Goal of the exercise:
Repeat every entry, word for word, leaving no line out.

[Excerpts from an interface dataset]

◆ ◆ ◆ ◆ ◆

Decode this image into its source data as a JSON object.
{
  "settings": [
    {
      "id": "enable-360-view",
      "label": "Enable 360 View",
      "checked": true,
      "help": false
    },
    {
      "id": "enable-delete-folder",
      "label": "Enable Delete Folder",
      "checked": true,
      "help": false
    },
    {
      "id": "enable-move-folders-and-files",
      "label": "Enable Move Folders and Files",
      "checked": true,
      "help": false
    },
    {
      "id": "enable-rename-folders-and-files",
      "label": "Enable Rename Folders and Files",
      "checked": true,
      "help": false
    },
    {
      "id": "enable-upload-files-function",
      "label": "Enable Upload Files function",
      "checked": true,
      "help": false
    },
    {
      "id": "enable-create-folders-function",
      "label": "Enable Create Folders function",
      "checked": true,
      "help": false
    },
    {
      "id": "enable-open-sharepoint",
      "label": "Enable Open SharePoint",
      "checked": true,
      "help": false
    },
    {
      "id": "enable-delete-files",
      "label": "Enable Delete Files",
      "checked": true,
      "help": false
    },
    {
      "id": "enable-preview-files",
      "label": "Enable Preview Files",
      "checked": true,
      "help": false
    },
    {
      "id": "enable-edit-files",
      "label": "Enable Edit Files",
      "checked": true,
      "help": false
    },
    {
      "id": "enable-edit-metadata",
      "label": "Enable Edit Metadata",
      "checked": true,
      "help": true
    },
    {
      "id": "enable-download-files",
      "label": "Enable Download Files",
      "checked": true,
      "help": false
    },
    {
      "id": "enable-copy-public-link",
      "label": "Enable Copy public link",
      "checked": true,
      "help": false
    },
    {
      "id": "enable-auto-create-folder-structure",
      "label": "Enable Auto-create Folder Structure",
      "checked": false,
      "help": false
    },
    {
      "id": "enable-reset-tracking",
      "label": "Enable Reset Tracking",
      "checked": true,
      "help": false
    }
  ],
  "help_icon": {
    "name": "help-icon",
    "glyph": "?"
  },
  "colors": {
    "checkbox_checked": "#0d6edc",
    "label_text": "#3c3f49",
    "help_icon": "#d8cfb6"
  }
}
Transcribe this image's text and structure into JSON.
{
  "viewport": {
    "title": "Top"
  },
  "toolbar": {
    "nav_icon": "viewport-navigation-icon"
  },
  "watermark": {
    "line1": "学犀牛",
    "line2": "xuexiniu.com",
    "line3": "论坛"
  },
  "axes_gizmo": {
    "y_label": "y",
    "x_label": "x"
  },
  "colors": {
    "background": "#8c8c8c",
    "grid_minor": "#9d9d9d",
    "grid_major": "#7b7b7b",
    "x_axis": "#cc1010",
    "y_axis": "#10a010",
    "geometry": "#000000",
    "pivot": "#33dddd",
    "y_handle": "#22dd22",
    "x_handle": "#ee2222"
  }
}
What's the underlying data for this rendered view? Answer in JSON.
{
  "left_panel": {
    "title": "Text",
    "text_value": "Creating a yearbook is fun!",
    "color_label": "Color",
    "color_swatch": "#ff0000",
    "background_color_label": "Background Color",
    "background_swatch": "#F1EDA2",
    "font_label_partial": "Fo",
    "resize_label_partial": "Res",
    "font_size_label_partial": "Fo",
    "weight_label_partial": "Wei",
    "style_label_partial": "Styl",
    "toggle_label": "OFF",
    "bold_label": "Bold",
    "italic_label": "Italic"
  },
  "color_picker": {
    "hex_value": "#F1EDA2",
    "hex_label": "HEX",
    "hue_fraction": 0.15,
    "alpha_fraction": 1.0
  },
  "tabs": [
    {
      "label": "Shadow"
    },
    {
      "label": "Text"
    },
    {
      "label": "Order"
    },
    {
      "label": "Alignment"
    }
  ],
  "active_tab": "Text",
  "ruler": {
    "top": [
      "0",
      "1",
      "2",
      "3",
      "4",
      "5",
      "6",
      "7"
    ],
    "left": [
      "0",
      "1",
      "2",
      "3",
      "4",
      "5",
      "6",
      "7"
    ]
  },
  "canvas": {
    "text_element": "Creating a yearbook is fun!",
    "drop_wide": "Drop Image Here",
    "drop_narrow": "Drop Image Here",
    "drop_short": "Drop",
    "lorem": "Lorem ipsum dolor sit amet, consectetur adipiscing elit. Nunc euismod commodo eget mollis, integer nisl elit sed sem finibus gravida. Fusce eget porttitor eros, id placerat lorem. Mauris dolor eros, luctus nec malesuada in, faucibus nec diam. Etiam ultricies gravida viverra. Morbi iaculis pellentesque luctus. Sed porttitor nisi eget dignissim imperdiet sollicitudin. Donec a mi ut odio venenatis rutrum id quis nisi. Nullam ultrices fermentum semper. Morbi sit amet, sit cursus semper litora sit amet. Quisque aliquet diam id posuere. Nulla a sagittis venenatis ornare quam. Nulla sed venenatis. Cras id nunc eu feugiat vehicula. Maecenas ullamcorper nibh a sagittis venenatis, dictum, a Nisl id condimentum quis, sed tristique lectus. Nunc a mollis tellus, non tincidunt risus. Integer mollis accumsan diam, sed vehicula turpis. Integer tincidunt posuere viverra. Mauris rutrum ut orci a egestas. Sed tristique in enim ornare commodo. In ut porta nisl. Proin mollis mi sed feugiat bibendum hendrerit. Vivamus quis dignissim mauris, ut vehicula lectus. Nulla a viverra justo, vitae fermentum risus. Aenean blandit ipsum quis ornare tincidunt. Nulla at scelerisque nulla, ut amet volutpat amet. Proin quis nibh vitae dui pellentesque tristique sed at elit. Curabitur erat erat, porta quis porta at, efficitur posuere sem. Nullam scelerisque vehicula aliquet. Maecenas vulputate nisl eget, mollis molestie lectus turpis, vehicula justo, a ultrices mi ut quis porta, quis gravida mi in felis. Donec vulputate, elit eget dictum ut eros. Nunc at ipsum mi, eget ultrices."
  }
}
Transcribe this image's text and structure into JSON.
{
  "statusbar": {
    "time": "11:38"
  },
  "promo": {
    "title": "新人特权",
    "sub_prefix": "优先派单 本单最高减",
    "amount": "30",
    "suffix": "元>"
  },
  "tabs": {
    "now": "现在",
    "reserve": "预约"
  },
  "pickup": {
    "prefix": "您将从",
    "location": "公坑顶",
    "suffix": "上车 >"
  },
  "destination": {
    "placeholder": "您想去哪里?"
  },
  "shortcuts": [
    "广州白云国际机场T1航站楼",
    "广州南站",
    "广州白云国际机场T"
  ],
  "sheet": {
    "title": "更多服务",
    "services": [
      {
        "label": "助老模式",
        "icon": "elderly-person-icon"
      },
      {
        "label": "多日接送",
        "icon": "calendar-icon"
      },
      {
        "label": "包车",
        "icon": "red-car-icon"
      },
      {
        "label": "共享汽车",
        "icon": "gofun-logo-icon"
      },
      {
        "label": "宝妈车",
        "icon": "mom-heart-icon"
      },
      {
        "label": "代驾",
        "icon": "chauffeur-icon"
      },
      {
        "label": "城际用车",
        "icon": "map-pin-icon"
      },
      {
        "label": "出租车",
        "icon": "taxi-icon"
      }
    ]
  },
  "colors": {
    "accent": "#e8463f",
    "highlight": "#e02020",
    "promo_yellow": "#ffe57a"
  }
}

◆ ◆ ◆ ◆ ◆

Exercise response:
Decode this image into its source data as a JSON object.
{
  "settings": [
    {
      "id": "enable-360-view",
      "label": "Enable 360 View",
      "checked": true,
      "help": false
    },
    {
      "id": "enable-delete-folder",
      "label": "Enable Delete Folder",
      "checked": true,
      "help": false
    },
    {
      "id": "enable-move-folders-and-files",
      "label": "Enable Move Folders and Files",
      "checked": true,
      "help": false
    },
    {
      "id": "enable-rename-folders-and-files",
      "label": "Enable Rename Folders and Files",
      "checked": true,
      "help": false
    },
    {
      "id": "enable-upload-files-function",
      "label": "Enable Upload Files function",
      "checked": true,
      "help": false
    },
    {
      "id": "enable-create-folders-function",
      "label": "Enable Create Folders function",
      "checked": true,
      "help": false
    },
    {
      "id": "enable-open-sharepoint",
      "label": "Enable Open SharePoint",
      "checked": true,
      "help": false
    },
    {
      "id": "enable-delete-files",
      "label": "Enable Delete Files",
      "checked": true,
      "help": false
    },
    {
      "id": "enable-preview-files",
      "label": "Enable Preview Files",
      "checked": true,
      "help": false
    },
    {
      "id": "enable-edit-files",
      "label": "Enable Edit Files",
      "checked": true,
      "help": false
    },
    {
      "id": "enable-edit-metadata",
      "label": "Enable Edit Metadata",
      "checked": true,
      "help": true
    },
    {
      "id": "enable-download-files",
      "label": "Enable Download Files",
      "checked": true,
      "help": false
    },
    {
      "id": "enable-copy-public-link",
      "label": "Enable Copy public link",
      "checked": true,
      "help": false
    },
    {
      "id": "enable-auto-create-folder-structure",
      "label": "Enable Auto-create Folder Structure",
      "checked": false,
      "help": false
    },
    {
      "id": "enable-reset-tracking",
      "label": "Enable Reset Tracking",
      "checked": true,
      "help": false
    }
  ],
  "help_icon": {
    "name": "help-icon",
    "glyph": "?"
  },
  "colors": {
    "checkbox_checked": "#0d6edc",
    "label_text": "#3c3f49",
    "help_icon": "#d8cfb6"
  }
}
Transcribe this image's text and structure into JSON.
{
  "viewport": {
    "title": "Top"
  },
  "toolbar": {
    "nav_icon": "viewport-navigation-icon"
  },
  "watermark": {
    "line1": "学犀牛",
    "line2": "xuexiniu.com",
    "line3": "论坛"
  },
  "axes_gizmo": {
    "y_label": "y",
    "x_label": "x"
  },
  "colors": {
    "background": "#8c8c8c",
    "grid_minor": "#9d9d9d",
    "grid_major": "#7b7b7b",
    "x_axis": "#cc1010",
    "y_axis": "#10a010",
    "geometry": "#000000",
    "pivot": "#33dddd",
    "y_handle": "#22dd22",
    "x_handle": "#ee2222"
  }
}
What's the underlying data for this rendered view? Answer in JSON.
{
  "left_panel": {
    "title": "Text",
    "text_value": "Creating a yearbook is fun!",
    "color_label": "Color",
    "color_swatch": "#ff0000",
    "background_color_label": "Background Color",
    "background_swatch": "#F1EDA2",
    "font_label_partial": "Fo",
    "resize_label_partial": "Res",
    "font_size_label_partial": "Fo",
    "weight_label_partial": "Wei",
    "style_label_partial": "Styl",
    "toggle_label": "OFF",
    "bold_label": "Bold",
    "italic_label": "Italic"
  },
  "color_picker": {
    "hex_value": "#F1EDA2",
    "hex_label": "HEX",
    "hue_fraction": 0.15,
    "alpha_fraction": 1.0
  },
  "tabs": [
    {
      "label": "Shadow"
    },
    {
      "label": "Text"
    },
    {
      "label": "Order"
    },
    {
      "label": "Alignment"
    }
  ],
  "active_tab": "Text",
  "ruler": {
    "top": [
      "0",
      "1",
      "2",
      "3",
      "4",
      "5",
      "6",
      "7"
    ],
    "left": [
      "0",
      "1",
      "2",
      "3",
      "4",
      "5",
      "6",
      "7"
    ]
  },
  "canvas": {
    "text_element": "Creating a yearbook is fun!",
    "drop_wide": "Drop Image Here",
    "drop_narrow": "Drop Image Here",
    "drop_short": "Drop",
    "lorem": "Lorem ipsum dolor sit amet, consectetur adipiscing elit. Nunc euismod commodo eget mollis, integer nisl elit sed sem finibus gravida. Fusce eget porttitor eros, id placerat lorem. Mauris dolor eros, luctus nec malesuada in, faucibus nec diam. Etiam ultricies gravida viverra. Morbi iaculis pellentesque luctus. Sed porttitor nisi eget dignissim imperdiet sollicitudin. Donec a mi ut odio venenatis rutrum id quis nisi. Nullam ultrices fermentum semper. Morbi sit amet, sit cursus semper litora sit amet. Quisque aliquet diam id posuere. Nulla a sagittis venenatis ornare quam. Nulla sed venenatis. Cras id nunc eu feugiat vehicula. Maecenas ullamcorper nibh a sagittis venenatis, dictum, a Nisl id condimentum quis, sed tristique lectus. Nunc a mollis tellus, non tincidunt risus. Integer mollis accumsan diam, sed vehicula turpis. Integer tincidunt posuere viverra. Mauris rutrum ut orci a egestas. Sed tristique in enim ornare commodo. In ut porta nisl. Proin mollis mi sed feugiat bibendum hendrerit. Vivamus quis dignissim mauris, ut vehicula lectus. Nulla a viverra justo, vitae fermentum risus. Aenean blandit ipsum quis ornare tincidunt. Nulla at scelerisque nulla, ut amet volutpat amet. Proin quis nibh vitae dui pellentesque tristique sed at elit. Curabitur erat erat, porta quis porta at, efficitur posuere sem. Nullam scelerisque vehicula aliquet. Maecenas vulputate nisl eget, mollis molestie lectus turpis, vehicula justo, a ultrices mi ut quis porta, quis gravida mi in felis. Donec vulputate, elit eget dictum ut eros. Nunc at ipsum mi, eget ultrices."
  }
}
Transcribe this image's text and structure into JSON.
{
  "statusbar": {
    "time": "11:38"
  },
  "promo": {
    "title": "新人特权",
    "sub_prefix": "优先派单 本单最高减",
    "amount": "30",
    "suffix": "元>"
  },
  "tabs": {
    "now": "现在",
    "reserve": "预约"
  },
  "pickup": {
    "prefix": "您将从",
    "location": "公坑顶",
    "suffix": "上车 >"
  },
  "destination": {
    "placeholder": "您想去哪里?"
  },
  "shortcuts": [
    "广州白云国际机场T1航站楼",
    "广州南站",
    "广州白云国际机场T"
  ],
  "sheet": {
    "title": "更多服务",
    "services": [
      {
        "label": "助老模式",
        "icon": "elderly-person-icon"
      },
      {
        "label": "多日接送",
        "icon": "calendar-icon"
      },
      {
        "label": "包车",
        "icon": "red-car-icon"
      },
      {
        "label": "共享汽车",
        "icon": "gofun-logo-icon"
      },
      {
        "label": "宝妈车",
        "icon": "mom-heart-icon"
      },
      {
        "label": "代驾",
        "icon": "chauffeur-icon"
      },
      {
        "label": "城际用车",
        "icon": "map-pin-icon"
      },
      {
        "label": "出租车",
        "icon": "taxi-icon"
      }
    ]
  },
  "colors": {
    "accent": "#e8463f",
    "highlight": "#e02020",
    "promo_yellow": "#ffe57a"
  }
}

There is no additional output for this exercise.